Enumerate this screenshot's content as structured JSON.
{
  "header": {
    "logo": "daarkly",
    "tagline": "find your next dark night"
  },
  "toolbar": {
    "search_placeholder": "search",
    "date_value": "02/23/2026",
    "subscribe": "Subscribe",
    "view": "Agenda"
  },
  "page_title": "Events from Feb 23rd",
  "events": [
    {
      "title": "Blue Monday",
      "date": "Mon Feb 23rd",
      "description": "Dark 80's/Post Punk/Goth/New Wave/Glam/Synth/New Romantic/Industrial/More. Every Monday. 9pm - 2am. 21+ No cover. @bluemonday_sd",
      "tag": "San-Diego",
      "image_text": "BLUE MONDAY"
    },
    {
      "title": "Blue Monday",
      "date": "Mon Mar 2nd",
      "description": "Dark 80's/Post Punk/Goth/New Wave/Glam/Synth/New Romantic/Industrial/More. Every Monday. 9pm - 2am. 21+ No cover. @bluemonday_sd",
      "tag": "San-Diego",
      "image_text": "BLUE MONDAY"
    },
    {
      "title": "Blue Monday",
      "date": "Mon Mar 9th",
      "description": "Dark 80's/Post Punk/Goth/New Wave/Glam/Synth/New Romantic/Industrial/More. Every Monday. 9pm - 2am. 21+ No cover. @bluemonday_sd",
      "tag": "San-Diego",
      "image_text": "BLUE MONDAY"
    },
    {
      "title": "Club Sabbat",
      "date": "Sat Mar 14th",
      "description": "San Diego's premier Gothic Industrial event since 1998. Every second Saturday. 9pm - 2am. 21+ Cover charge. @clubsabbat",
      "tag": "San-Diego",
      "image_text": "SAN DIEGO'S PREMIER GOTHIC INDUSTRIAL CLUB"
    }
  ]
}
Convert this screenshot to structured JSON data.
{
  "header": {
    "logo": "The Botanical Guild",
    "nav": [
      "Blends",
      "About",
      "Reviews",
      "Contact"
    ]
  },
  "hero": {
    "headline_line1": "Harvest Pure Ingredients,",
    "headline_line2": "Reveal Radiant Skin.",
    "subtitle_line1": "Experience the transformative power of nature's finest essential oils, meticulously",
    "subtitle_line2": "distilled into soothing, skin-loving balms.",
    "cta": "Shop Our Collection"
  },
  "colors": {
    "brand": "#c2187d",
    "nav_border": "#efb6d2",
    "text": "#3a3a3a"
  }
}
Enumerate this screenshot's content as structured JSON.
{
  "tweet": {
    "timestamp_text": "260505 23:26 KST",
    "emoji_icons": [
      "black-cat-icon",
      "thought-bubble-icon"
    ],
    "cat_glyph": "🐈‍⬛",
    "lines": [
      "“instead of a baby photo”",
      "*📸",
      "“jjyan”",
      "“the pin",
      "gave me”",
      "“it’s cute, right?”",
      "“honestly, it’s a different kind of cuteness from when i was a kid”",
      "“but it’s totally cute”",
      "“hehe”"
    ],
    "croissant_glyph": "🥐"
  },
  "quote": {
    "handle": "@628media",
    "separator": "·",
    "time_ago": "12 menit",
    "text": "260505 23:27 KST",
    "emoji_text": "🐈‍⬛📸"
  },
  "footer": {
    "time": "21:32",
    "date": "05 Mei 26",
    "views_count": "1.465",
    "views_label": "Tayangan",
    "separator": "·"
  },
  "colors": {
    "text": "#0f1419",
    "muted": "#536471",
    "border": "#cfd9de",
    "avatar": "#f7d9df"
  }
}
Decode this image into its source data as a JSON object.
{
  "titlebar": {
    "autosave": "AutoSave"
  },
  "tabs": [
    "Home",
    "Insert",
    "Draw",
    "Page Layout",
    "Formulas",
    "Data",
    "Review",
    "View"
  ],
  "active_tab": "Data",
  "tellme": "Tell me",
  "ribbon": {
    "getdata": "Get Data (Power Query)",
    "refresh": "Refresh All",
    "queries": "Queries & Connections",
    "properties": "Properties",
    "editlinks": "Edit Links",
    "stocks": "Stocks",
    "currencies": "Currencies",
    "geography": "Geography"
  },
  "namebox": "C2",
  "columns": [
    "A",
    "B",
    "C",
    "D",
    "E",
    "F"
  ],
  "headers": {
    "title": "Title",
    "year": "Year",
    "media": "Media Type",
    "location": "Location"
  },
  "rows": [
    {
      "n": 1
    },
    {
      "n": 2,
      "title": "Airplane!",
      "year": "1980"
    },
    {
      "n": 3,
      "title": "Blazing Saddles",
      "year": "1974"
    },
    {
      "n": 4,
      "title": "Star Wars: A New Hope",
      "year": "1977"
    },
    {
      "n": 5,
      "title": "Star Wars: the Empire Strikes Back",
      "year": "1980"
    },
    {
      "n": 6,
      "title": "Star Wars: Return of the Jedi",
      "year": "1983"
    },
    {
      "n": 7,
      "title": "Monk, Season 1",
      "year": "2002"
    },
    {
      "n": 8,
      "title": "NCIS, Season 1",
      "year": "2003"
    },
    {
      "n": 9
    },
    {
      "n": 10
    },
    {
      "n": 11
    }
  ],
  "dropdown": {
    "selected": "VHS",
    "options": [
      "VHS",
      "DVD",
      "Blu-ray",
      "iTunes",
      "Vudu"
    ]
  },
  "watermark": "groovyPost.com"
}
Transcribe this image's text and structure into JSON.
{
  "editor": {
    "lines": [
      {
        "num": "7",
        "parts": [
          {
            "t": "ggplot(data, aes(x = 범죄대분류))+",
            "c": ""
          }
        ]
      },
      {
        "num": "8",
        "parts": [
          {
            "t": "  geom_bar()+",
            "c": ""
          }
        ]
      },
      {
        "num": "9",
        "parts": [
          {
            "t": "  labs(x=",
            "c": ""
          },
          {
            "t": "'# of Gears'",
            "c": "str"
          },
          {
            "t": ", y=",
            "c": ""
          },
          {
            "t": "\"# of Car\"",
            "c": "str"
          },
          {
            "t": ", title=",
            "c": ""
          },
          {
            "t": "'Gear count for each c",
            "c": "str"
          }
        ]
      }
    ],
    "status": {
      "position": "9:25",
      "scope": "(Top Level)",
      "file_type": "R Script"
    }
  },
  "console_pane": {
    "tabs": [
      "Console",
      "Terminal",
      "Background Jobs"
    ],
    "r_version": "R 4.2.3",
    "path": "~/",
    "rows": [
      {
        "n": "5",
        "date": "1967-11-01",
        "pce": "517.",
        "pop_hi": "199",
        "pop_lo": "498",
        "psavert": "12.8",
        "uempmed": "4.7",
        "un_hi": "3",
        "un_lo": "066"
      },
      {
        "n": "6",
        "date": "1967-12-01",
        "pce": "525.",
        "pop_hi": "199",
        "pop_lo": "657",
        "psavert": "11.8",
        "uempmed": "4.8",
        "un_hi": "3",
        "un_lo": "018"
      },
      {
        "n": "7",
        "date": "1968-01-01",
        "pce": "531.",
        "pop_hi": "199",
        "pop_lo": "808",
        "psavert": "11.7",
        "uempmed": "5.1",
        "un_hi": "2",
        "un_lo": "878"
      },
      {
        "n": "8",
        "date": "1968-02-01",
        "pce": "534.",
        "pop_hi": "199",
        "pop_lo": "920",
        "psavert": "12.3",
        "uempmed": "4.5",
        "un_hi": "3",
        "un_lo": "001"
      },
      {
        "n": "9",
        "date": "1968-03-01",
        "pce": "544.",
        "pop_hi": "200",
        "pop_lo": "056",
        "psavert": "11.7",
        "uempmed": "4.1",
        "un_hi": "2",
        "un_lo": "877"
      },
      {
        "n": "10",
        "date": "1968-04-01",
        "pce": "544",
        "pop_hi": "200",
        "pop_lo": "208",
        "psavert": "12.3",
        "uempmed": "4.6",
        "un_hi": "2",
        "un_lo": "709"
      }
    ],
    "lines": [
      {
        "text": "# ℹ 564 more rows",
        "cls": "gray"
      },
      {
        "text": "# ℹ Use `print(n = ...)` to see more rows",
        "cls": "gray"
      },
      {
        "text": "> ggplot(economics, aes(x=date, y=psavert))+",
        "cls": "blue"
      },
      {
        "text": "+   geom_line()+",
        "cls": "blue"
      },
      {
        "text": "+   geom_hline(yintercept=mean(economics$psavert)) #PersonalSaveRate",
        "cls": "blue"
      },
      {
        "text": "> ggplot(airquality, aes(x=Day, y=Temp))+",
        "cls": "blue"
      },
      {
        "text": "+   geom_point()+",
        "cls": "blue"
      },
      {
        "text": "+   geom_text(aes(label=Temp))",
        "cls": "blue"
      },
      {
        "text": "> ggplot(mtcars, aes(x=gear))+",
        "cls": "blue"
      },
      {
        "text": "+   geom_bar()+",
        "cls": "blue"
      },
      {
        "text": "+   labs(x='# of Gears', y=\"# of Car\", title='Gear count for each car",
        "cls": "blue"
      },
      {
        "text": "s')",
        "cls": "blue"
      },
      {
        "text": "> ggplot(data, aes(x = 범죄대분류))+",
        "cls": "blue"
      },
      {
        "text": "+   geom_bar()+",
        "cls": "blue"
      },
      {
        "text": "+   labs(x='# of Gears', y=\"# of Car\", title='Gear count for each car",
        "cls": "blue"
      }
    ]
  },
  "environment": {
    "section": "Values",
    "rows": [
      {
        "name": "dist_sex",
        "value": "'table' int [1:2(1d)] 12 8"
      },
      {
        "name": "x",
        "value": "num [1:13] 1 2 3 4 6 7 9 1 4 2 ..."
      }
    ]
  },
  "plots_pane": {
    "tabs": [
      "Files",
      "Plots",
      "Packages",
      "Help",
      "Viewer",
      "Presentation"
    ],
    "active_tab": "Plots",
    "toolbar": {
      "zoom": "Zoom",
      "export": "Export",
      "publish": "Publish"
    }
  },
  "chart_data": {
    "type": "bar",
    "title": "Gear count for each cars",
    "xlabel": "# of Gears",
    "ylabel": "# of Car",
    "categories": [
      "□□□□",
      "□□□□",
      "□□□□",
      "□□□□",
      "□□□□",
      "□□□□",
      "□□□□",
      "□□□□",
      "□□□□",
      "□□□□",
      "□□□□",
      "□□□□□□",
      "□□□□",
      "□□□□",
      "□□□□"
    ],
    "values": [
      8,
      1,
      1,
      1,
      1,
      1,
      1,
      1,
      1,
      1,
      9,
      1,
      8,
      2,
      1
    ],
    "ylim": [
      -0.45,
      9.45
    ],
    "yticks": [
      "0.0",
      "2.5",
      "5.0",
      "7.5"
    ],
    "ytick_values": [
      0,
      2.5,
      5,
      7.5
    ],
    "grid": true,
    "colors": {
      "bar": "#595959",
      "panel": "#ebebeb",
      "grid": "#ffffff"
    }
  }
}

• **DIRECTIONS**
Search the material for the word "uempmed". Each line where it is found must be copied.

• **ANSWER SPACE**
        "uempmed": "4.7",
        "uempmed": "4.8",
        "uempmed": "5.1",
        "uempmed": "4.5",
        "uempmed": "4.1",
        "uempmed": "4.6",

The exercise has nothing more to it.